----- THE INPUT
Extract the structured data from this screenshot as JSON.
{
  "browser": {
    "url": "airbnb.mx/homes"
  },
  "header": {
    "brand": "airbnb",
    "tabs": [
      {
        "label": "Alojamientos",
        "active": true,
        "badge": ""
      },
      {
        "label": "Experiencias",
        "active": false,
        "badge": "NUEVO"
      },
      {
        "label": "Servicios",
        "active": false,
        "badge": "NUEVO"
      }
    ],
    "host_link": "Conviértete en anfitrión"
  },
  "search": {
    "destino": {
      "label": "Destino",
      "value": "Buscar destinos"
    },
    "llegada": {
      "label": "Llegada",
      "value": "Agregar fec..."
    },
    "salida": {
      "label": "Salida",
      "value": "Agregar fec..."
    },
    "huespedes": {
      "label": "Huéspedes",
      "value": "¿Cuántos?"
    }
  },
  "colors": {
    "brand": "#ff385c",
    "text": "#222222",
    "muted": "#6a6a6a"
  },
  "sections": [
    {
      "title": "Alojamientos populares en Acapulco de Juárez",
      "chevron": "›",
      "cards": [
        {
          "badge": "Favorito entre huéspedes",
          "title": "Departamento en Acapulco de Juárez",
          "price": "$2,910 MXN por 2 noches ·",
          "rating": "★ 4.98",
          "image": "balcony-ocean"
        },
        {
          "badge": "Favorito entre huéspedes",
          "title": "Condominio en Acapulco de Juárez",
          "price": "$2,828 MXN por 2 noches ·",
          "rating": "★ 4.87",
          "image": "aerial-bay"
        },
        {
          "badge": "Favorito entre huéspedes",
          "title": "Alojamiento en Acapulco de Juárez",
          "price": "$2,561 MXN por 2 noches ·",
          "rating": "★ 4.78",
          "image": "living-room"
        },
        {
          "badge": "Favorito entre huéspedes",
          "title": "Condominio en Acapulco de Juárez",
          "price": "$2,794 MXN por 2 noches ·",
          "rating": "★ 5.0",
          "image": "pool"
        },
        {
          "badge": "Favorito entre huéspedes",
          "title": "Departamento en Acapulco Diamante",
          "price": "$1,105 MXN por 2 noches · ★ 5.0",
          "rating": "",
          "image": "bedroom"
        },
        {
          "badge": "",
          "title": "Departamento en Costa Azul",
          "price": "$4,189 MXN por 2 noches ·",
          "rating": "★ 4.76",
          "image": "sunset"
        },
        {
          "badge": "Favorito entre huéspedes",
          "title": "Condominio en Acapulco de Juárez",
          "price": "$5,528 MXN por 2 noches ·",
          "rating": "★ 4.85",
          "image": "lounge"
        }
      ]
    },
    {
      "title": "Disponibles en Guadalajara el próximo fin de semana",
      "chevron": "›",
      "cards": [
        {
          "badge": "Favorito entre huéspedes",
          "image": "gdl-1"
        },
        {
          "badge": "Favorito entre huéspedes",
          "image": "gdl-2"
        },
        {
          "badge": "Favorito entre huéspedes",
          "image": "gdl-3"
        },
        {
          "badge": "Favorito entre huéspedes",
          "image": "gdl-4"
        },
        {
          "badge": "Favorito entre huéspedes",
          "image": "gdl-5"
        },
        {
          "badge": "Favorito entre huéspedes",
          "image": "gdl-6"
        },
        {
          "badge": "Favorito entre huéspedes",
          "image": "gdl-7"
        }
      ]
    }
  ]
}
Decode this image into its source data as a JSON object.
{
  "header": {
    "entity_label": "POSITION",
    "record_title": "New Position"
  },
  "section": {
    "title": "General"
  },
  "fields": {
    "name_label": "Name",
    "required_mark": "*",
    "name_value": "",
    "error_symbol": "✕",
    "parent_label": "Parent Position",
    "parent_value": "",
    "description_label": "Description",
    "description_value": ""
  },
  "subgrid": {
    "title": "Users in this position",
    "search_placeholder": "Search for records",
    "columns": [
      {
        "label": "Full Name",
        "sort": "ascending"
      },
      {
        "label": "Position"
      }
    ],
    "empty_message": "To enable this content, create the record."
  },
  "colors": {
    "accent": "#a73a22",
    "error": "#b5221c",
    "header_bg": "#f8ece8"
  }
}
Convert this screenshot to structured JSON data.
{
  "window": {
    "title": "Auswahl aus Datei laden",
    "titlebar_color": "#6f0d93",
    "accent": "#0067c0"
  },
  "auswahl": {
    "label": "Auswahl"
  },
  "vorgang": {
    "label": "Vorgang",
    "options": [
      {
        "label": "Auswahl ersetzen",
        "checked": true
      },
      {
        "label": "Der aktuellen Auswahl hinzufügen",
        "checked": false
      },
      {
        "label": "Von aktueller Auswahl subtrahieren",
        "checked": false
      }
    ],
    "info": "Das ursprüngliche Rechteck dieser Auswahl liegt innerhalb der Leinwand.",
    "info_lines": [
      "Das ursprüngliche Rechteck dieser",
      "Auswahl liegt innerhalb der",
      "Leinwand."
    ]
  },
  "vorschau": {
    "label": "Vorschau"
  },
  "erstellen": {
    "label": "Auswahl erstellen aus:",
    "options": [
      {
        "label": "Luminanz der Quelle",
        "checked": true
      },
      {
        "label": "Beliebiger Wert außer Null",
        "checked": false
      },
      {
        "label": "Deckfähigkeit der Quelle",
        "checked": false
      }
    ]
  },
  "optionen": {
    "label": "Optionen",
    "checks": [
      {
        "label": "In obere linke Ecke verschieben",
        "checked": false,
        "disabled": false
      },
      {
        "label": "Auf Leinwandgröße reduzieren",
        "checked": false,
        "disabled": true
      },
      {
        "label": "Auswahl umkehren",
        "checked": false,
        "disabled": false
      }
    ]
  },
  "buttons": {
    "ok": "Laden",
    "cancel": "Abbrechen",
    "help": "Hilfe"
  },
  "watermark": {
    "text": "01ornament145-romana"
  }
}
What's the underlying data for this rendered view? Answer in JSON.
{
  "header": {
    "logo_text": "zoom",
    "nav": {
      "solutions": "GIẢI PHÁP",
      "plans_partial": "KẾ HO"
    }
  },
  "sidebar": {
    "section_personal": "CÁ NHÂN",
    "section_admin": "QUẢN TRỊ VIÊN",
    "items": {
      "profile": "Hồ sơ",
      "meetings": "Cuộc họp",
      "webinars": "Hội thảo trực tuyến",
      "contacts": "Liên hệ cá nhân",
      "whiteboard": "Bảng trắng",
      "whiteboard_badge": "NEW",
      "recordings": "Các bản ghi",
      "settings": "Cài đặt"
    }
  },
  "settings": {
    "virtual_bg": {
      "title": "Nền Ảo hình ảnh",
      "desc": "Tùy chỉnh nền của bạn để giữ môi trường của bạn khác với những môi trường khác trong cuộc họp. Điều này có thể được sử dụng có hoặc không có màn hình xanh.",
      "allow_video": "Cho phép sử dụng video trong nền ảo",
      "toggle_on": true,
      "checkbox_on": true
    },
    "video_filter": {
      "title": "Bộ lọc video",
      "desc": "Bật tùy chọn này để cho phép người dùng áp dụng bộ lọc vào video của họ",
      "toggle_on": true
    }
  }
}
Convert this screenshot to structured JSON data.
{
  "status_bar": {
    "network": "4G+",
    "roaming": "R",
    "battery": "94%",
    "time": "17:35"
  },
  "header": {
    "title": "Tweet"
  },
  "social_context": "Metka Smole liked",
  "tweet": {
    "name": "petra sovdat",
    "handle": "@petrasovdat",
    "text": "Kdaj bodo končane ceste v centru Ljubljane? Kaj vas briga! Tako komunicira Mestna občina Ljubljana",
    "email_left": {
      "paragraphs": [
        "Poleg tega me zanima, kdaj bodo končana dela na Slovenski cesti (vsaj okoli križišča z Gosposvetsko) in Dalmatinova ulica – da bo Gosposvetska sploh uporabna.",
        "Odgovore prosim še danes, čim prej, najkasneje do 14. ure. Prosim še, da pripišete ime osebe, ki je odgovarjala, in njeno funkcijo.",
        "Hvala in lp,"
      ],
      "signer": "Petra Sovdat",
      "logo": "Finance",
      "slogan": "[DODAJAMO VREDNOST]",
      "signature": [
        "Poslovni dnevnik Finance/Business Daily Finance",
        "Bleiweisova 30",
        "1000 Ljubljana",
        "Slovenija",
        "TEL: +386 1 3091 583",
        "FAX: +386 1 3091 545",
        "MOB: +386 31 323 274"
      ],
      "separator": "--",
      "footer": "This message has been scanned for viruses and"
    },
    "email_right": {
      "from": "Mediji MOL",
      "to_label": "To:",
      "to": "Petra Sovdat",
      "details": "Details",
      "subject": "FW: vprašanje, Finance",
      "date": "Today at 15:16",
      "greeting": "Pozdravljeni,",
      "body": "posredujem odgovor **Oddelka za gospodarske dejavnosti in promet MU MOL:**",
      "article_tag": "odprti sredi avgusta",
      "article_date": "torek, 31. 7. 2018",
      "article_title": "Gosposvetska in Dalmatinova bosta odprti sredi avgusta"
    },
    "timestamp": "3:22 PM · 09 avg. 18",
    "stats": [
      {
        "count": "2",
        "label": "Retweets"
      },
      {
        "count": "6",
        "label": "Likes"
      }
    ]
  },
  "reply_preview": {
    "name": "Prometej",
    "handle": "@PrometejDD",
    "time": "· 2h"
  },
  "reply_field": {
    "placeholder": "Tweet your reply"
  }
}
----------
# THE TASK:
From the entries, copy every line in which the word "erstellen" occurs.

# SOLUTION:
  "erstellen": {
    "label": "Auswahl erstellen aus:",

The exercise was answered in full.